We are drawn into a television show with a flashy host named Larry Bennett who is more than meets the eye. A show where the audience are the judge of people crimes but is it really justice? It’s a game to him as the people so called justice are brought to an end by someone called Beowulf.
He is a well known bounty hunter going by Julien Clarke who ends the sentenced people lives. When the crimes brought forward turn to more violent and deadly, the two of them begin to research the accused pasts. Is there more than meets the eye, as technology might play a bigger role.
Who is really behind it all and what do they want? Are the leaders apart of this plot or are they victims along with the criminals? Who can we really trust in this Utilitarian world or are we doomed?
I'll condense my reading experience into one word–exhilarating!
From the very first chapter, I was kept guessing. Where is the writer going with this? The story's set in a future that gives it a touch of technology as if you're watching an action movie with all the latest gadgets built for the user's absolute convenience and prompt response to everything.
The tricky part is that the reader gets into the head of almost every character introduced. It's like the reader appreciates the perspective of each individual although they are of opposite nature.
Overall it's a well-written rollercoaster-ride-like story which keeps us guessing. The mystery and suspense hold up right to the end, which I also thought was a cliffhanger.
I would absolutely enjoy a cinematic version of this story as well since everything is so well-defined.

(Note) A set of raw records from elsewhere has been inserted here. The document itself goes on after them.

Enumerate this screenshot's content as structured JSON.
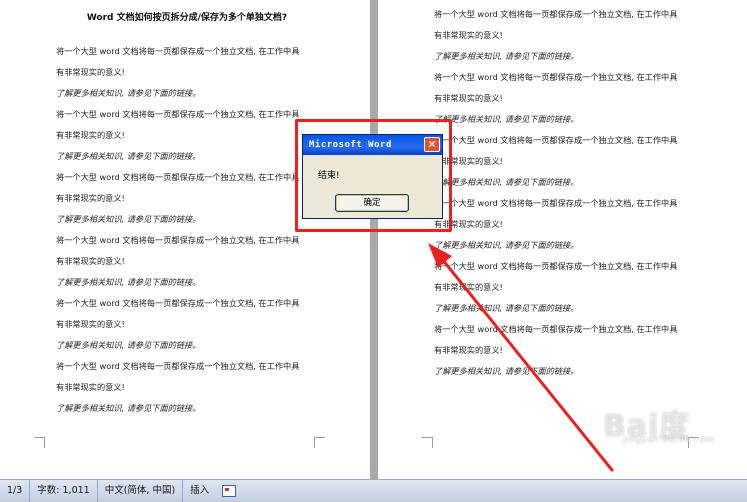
{
  "document": {
    "title": "Word 文档如何按页拆分成/保存为多个单独文档?",
    "para_line1": "将一个大型 word 文档将每一页都保存成一个独立文档, 在工作中具",
    "para_line2": "有非常现实的意义!",
    "link_line": "了解更多相关知识,  请参见下面的链接。"
  },
  "dialog": {
    "title": "Microsoft Word",
    "message": "结束!",
    "ok_label": "确定",
    "close_symbol": "✕"
  },
  "status_bar": {
    "page": "1/3",
    "word_count": "字数: 1,011",
    "language": "中文(简体, 中国)",
    "mode": "插入"
  },
  "watermark": {
    "main": "Bai度",
    "sub": "jingyan.baidu.com"
  },
  "colors": {
    "highlight": "#e8231f",
    "dialog_title": "#0058e6"
  }
}
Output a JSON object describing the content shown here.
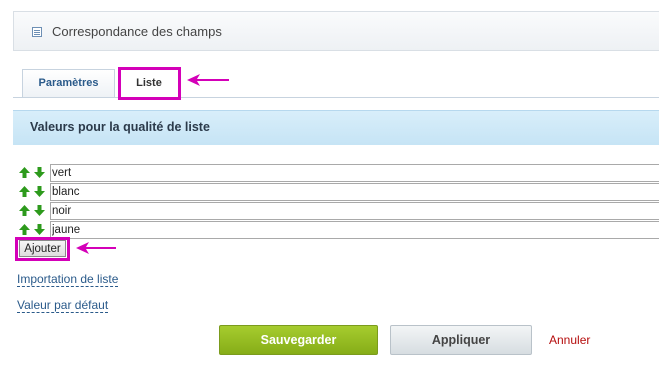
{
  "header": {
    "title": "Correspondance des champs",
    "icon": "document-icon"
  },
  "tabs": [
    {
      "label": "Paramètres",
      "active": false
    },
    {
      "label": "Liste",
      "active": true
    }
  ],
  "section": {
    "title": "Valeurs pour la qualité de liste"
  },
  "list_values": [
    "vert",
    "blanc",
    "noir",
    "jaune"
  ],
  "list_controls": {
    "up_icon": "arrow-up-icon",
    "down_icon": "arrow-down-icon"
  },
  "add_button": {
    "label": "Ajouter"
  },
  "links": {
    "import": "Importation de liste",
    "default_value": "Valeur par défaut"
  },
  "buttons": {
    "save": "Sauvegarder",
    "apply": "Appliquer",
    "cancel": "Annuler"
  },
  "colors": {
    "highlight": "#d400b8",
    "save_green": "#96bd22",
    "cancel_red": "#b50d0d",
    "section_bg": "#cfe9f8",
    "arrow_green": "#2d9a1c"
  }
}
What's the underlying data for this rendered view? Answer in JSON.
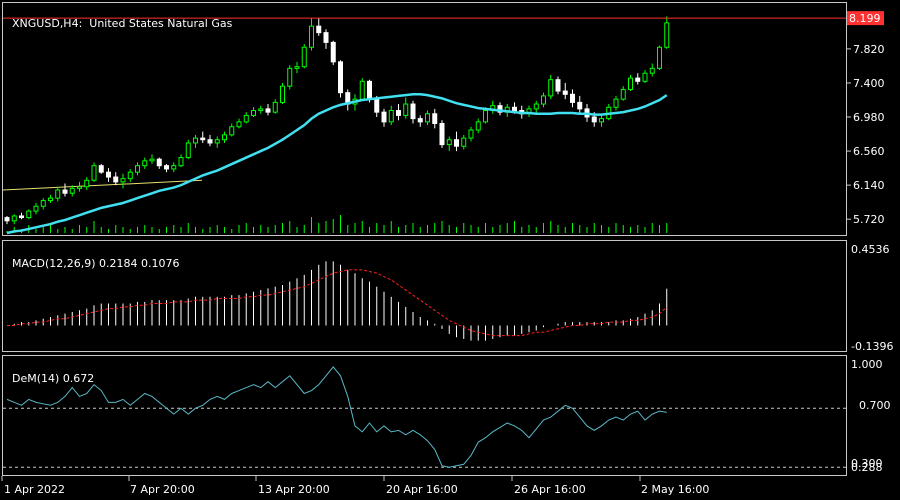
{
  "colors": {
    "background": "#000000",
    "frame": "#c8c8c8",
    "bull_candle": "#00ff00",
    "bear_candle": "#ffffff",
    "moving_average": "#40e0f0",
    "trendline": "#e8e070",
    "price_line": "#ff3030",
    "macd_signal": "#ff2020",
    "dem_line": "#5bb8c8",
    "level_lines": "#c8c8c8"
  },
  "main": {
    "symbol": "XNGUSD",
    "timeframe": "H4",
    "description": "United States Natural Gas",
    "current_price": "8.199",
    "price_ticks": [
      "7.820",
      "7.400",
      "6.980",
      "6.560",
      "6.140",
      "5.720"
    ]
  },
  "macd": {
    "name": "MACD(12,26,9)",
    "value_main": "0.2184",
    "value_signal": "0.1076",
    "scale_max": "0.4536",
    "scale_min": "-0.1396"
  },
  "dem": {
    "name": "DeM(14)",
    "value": "0.672",
    "scale_max": "1.000",
    "level_high": "0.700",
    "level_low": "0.300",
    "scale_min": "0.288"
  },
  "time_axis": [
    "1 Apr 2022",
    "7 Apr 20:00",
    "13 Apr 20:00",
    "20 Apr 16:00",
    "26 Apr 16:00",
    "2 May 16:00"
  ],
  "chart_data": [
    {
      "type": "candlestick",
      "title": "XNGUSD,H4: United States Natural Gas",
      "ylim": [
        5.55,
        8.25
      ],
      "candles": [
        [
          5.74,
          5.76,
          5.66,
          5.7
        ],
        [
          5.7,
          5.78,
          5.66,
          5.76
        ],
        [
          5.76,
          5.8,
          5.72,
          5.74
        ],
        [
          5.74,
          5.84,
          5.72,
          5.82
        ],
        [
          5.82,
          5.92,
          5.78,
          5.88
        ],
        [
          5.88,
          5.98,
          5.84,
          5.95
        ],
        [
          5.95,
          6.02,
          5.92,
          5.98
        ],
        [
          5.98,
          6.12,
          5.94,
          6.08
        ],
        [
          6.08,
          6.16,
          6.0,
          6.04
        ],
        [
          6.04,
          6.14,
          6.0,
          6.1
        ],
        [
          6.1,
          6.18,
          6.06,
          6.12
        ],
        [
          6.12,
          6.24,
          6.08,
          6.2
        ],
        [
          6.2,
          6.42,
          6.18,
          6.38
        ],
        [
          6.38,
          6.4,
          6.28,
          6.3
        ],
        [
          6.3,
          6.35,
          6.18,
          6.24
        ],
        [
          6.24,
          6.3,
          6.14,
          6.18
        ],
        [
          6.18,
          6.28,
          6.1,
          6.22
        ],
        [
          6.22,
          6.34,
          6.18,
          6.3
        ],
        [
          6.3,
          6.42,
          6.26,
          6.38
        ],
        [
          6.38,
          6.48,
          6.34,
          6.44
        ],
        [
          6.44,
          6.52,
          6.4,
          6.46
        ],
        [
          6.46,
          6.48,
          6.34,
          6.38
        ],
        [
          6.38,
          6.4,
          6.3,
          6.34
        ],
        [
          6.34,
          6.42,
          6.3,
          6.38
        ],
        [
          6.38,
          6.52,
          6.36,
          6.48
        ],
        [
          6.48,
          6.7,
          6.46,
          6.66
        ],
        [
          6.66,
          6.76,
          6.6,
          6.72
        ],
        [
          6.72,
          6.8,
          6.66,
          6.7
        ],
        [
          6.7,
          6.76,
          6.62,
          6.66
        ],
        [
          6.66,
          6.74,
          6.6,
          6.7
        ],
        [
          6.7,
          6.8,
          6.66,
          6.76
        ],
        [
          6.76,
          6.9,
          6.74,
          6.86
        ],
        [
          6.86,
          6.96,
          6.84,
          6.92
        ],
        [
          6.92,
          7.04,
          6.9,
          7.0
        ],
        [
          7.0,
          7.1,
          6.98,
          7.06
        ],
        [
          7.06,
          7.12,
          7.02,
          7.08
        ],
        [
          7.08,
          7.14,
          7.0,
          7.04
        ],
        [
          7.04,
          7.2,
          7.02,
          7.16
        ],
        [
          7.16,
          7.4,
          7.14,
          7.36
        ],
        [
          7.36,
          7.62,
          7.32,
          7.58
        ],
        [
          7.58,
          7.66,
          7.52,
          7.6
        ],
        [
          7.6,
          7.88,
          7.58,
          7.84
        ],
        [
          7.84,
          8.2,
          7.8,
          8.1
        ],
        [
          8.1,
          8.2,
          7.98,
          8.02
        ],
        [
          8.02,
          8.06,
          7.82,
          7.9
        ],
        [
          7.9,
          7.92,
          7.62,
          7.66
        ],
        [
          7.66,
          7.68,
          7.22,
          7.28
        ],
        [
          7.28,
          7.32,
          7.06,
          7.14
        ],
        [
          7.14,
          7.26,
          7.06,
          7.2
        ],
        [
          7.2,
          7.46,
          7.18,
          7.42
        ],
        [
          7.42,
          7.44,
          7.16,
          7.2
        ],
        [
          7.2,
          7.24,
          6.98,
          7.04
        ],
        [
          7.04,
          7.08,
          6.86,
          6.92
        ],
        [
          6.92,
          7.12,
          6.88,
          7.06
        ],
        [
          7.06,
          7.14,
          6.94,
          7.0
        ],
        [
          7.0,
          7.22,
          6.96,
          7.14
        ],
        [
          7.14,
          7.18,
          6.9,
          6.96
        ],
        [
          6.96,
          7.0,
          6.86,
          6.92
        ],
        [
          6.92,
          7.06,
          6.88,
          7.02
        ],
        [
          7.02,
          7.08,
          6.84,
          6.9
        ],
        [
          6.9,
          6.94,
          6.6,
          6.64
        ],
        [
          6.64,
          6.74,
          6.56,
          6.7
        ],
        [
          6.7,
          6.8,
          6.56,
          6.62
        ],
        [
          6.62,
          6.76,
          6.58,
          6.72
        ],
        [
          6.72,
          6.86,
          6.68,
          6.82
        ],
        [
          6.82,
          6.96,
          6.78,
          6.92
        ],
        [
          6.92,
          7.1,
          6.9,
          7.06
        ],
        [
          7.06,
          7.18,
          7.02,
          7.12
        ],
        [
          7.12,
          7.16,
          7.0,
          7.04
        ],
        [
          7.04,
          7.14,
          6.98,
          7.1
        ],
        [
          7.1,
          7.16,
          7.02,
          7.06
        ],
        [
          7.06,
          7.12,
          6.96,
          7.02
        ],
        [
          7.02,
          7.12,
          6.98,
          7.08
        ],
        [
          7.08,
          7.18,
          7.02,
          7.14
        ],
        [
          7.14,
          7.28,
          7.1,
          7.24
        ],
        [
          7.24,
          7.5,
          7.2,
          7.44
        ],
        [
          7.44,
          7.48,
          7.26,
          7.3
        ],
        [
          7.3,
          7.4,
          7.2,
          7.26
        ],
        [
          7.26,
          7.32,
          7.1,
          7.16
        ],
        [
          7.16,
          7.24,
          7.02,
          7.08
        ],
        [
          7.08,
          7.14,
          6.92,
          6.98
        ],
        [
          6.98,
          7.04,
          6.86,
          6.92
        ],
        [
          6.92,
          7.02,
          6.86,
          6.96
        ],
        [
          6.96,
          7.14,
          6.94,
          7.1
        ],
        [
          7.1,
          7.24,
          7.06,
          7.2
        ],
        [
          7.2,
          7.36,
          7.18,
          7.32
        ],
        [
          7.32,
          7.5,
          7.3,
          7.46
        ],
        [
          7.46,
          7.52,
          7.38,
          7.42
        ],
        [
          7.42,
          7.56,
          7.4,
          7.52
        ],
        [
          7.52,
          7.64,
          7.48,
          7.58
        ],
        [
          7.58,
          7.86,
          7.56,
          7.84
        ],
        [
          7.84,
          8.22,
          7.82,
          8.14
        ]
      ],
      "moving_average": [
        5.55,
        5.57,
        5.58,
        5.6,
        5.62,
        5.64,
        5.66,
        5.69,
        5.71,
        5.74,
        5.77,
        5.8,
        5.83,
        5.86,
        5.88,
        5.9,
        5.92,
        5.95,
        5.98,
        6.01,
        6.04,
        6.07,
        6.09,
        6.11,
        6.14,
        6.18,
        6.22,
        6.26,
        6.29,
        6.32,
        6.36,
        6.4,
        6.44,
        6.48,
        6.52,
        6.56,
        6.6,
        6.65,
        6.7,
        6.76,
        6.82,
        6.88,
        6.96,
        7.02,
        7.06,
        7.1,
        7.13,
        7.15,
        7.17,
        7.19,
        7.2,
        7.21,
        7.22,
        7.23,
        7.24,
        7.25,
        7.26,
        7.26,
        7.25,
        7.23,
        7.21,
        7.18,
        7.15,
        7.13,
        7.11,
        7.09,
        7.08,
        7.07,
        7.06,
        7.05,
        7.04,
        7.03,
        7.03,
        7.02,
        7.02,
        7.02,
        7.03,
        7.03,
        7.03,
        7.02,
        7.02,
        7.01,
        7.01,
        7.02,
        7.03,
        7.04,
        7.06,
        7.08,
        7.11,
        7.15,
        7.19,
        7.25
      ],
      "trendline": {
        "from": [
          0,
          6.08
        ],
        "to": [
          44,
          6.2
        ]
      },
      "volume_relative": [
        0.1,
        0.3,
        0.2,
        0.4,
        0.2,
        0.3,
        0.5,
        0.2,
        0.3,
        0.2,
        0.4,
        0.3,
        0.6,
        0.3,
        0.2,
        0.4,
        0.3,
        0.2,
        0.3,
        0.4,
        0.3,
        0.2,
        0.3,
        0.4,
        0.3,
        0.5,
        0.3,
        0.2,
        0.3,
        0.4,
        0.3,
        0.2,
        0.4,
        0.5,
        0.3,
        0.4,
        0.3,
        0.4,
        0.5,
        0.6,
        0.3,
        0.4,
        0.8,
        0.5,
        0.6,
        0.7,
        0.9,
        0.4,
        0.5,
        0.6,
        0.3,
        0.5,
        0.4,
        0.6,
        0.3,
        0.4,
        0.5,
        0.3,
        0.4,
        0.5,
        0.6,
        0.4,
        0.3,
        0.5,
        0.4,
        0.3,
        0.5,
        0.3,
        0.4,
        0.5,
        0.6,
        0.3,
        0.4,
        0.3,
        0.5,
        0.6,
        0.4,
        0.3,
        0.5,
        0.4,
        0.3,
        0.5,
        0.4,
        0.3,
        0.5,
        0.4,
        0.3,
        0.4,
        0.3,
        0.5,
        0.4,
        0.5
      ]
    },
    {
      "type": "bar",
      "title": "MACD(12,26,9)",
      "ylim": [
        -0.1396,
        0.4536
      ],
      "histogram": [
        0.0,
        0.01,
        0.02,
        0.02,
        0.03,
        0.04,
        0.05,
        0.06,
        0.07,
        0.08,
        0.09,
        0.1,
        0.12,
        0.13,
        0.13,
        0.13,
        0.13,
        0.13,
        0.14,
        0.14,
        0.15,
        0.15,
        0.15,
        0.15,
        0.15,
        0.16,
        0.17,
        0.17,
        0.17,
        0.17,
        0.17,
        0.18,
        0.18,
        0.19,
        0.2,
        0.21,
        0.22,
        0.23,
        0.24,
        0.26,
        0.28,
        0.3,
        0.33,
        0.36,
        0.38,
        0.38,
        0.36,
        0.33,
        0.31,
        0.28,
        0.26,
        0.23,
        0.2,
        0.17,
        0.14,
        0.11,
        0.08,
        0.05,
        0.03,
        0.01,
        -0.02,
        -0.05,
        -0.07,
        -0.08,
        -0.09,
        -0.09,
        -0.09,
        -0.08,
        -0.07,
        -0.06,
        -0.06,
        -0.05,
        -0.04,
        -0.03,
        -0.01,
        0.0,
        0.01,
        0.02,
        0.02,
        0.02,
        0.02,
        0.02,
        0.02,
        0.02,
        0.03,
        0.03,
        0.04,
        0.05,
        0.07,
        0.09,
        0.13,
        0.2184
      ],
      "signal": [
        0.0,
        0.0,
        0.01,
        0.01,
        0.02,
        0.02,
        0.03,
        0.04,
        0.04,
        0.05,
        0.06,
        0.07,
        0.08,
        0.09,
        0.1,
        0.1,
        0.11,
        0.11,
        0.12,
        0.12,
        0.13,
        0.13,
        0.13,
        0.14,
        0.14,
        0.14,
        0.15,
        0.15,
        0.15,
        0.16,
        0.16,
        0.16,
        0.16,
        0.17,
        0.17,
        0.18,
        0.18,
        0.19,
        0.2,
        0.21,
        0.22,
        0.23,
        0.25,
        0.27,
        0.29,
        0.31,
        0.32,
        0.33,
        0.33,
        0.33,
        0.32,
        0.31,
        0.29,
        0.27,
        0.24,
        0.21,
        0.18,
        0.15,
        0.12,
        0.09,
        0.06,
        0.03,
        0.01,
        -0.01,
        -0.03,
        -0.04,
        -0.05,
        -0.06,
        -0.06,
        -0.06,
        -0.06,
        -0.06,
        -0.05,
        -0.04,
        -0.04,
        -0.03,
        -0.02,
        -0.01,
        0.0,
        0.0,
        0.01,
        0.01,
        0.01,
        0.02,
        0.02,
        0.02,
        0.03,
        0.03,
        0.04,
        0.05,
        0.07,
        0.1076
      ]
    },
    {
      "type": "line",
      "title": "DeM(14)",
      "ylim": [
        0.288,
        1.0
      ],
      "levels": [
        0.7,
        0.3
      ],
      "values": [
        0.76,
        0.74,
        0.72,
        0.76,
        0.74,
        0.73,
        0.72,
        0.74,
        0.78,
        0.84,
        0.78,
        0.8,
        0.86,
        0.82,
        0.74,
        0.74,
        0.76,
        0.72,
        0.76,
        0.8,
        0.78,
        0.74,
        0.7,
        0.66,
        0.7,
        0.66,
        0.7,
        0.72,
        0.76,
        0.78,
        0.76,
        0.8,
        0.82,
        0.84,
        0.86,
        0.84,
        0.88,
        0.84,
        0.88,
        0.92,
        0.86,
        0.8,
        0.82,
        0.86,
        0.92,
        0.98,
        0.92,
        0.78,
        0.58,
        0.54,
        0.6,
        0.54,
        0.58,
        0.54,
        0.55,
        0.52,
        0.55,
        0.52,
        0.48,
        0.42,
        0.31,
        0.3,
        0.31,
        0.32,
        0.38,
        0.47,
        0.5,
        0.54,
        0.57,
        0.6,
        0.58,
        0.55,
        0.5,
        0.56,
        0.62,
        0.64,
        0.68,
        0.72,
        0.7,
        0.64,
        0.58,
        0.55,
        0.58,
        0.62,
        0.64,
        0.62,
        0.66,
        0.68,
        0.62,
        0.66,
        0.68,
        0.672
      ]
    }
  ]
}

Some books take 'getting into' before one is really interested. This one grabbed me on the 1st page when the unnamed 'he' jams on the brakes & hot coffee 'sloshes over his legs' ... (been there, done that). I'm interested, involved and wow! surprised already by the end of the 2nd page. It's a very interesting and different future... maybe something it could be argued we're heading towards... but maybe, and hopefully, not. One small peek, without giving away too much: violent crime happens and an instantaneously formed jury votes - all connected to constant active 'tv' of sorts, that includes mass participation and ratings, 'reality tv' with a vengeance! The book is multi-layered, and honestly, one reading isn't enough to perceive all that's buried within the various layers. A second reading is something I definitely plan, and am eager to see what's next by this author.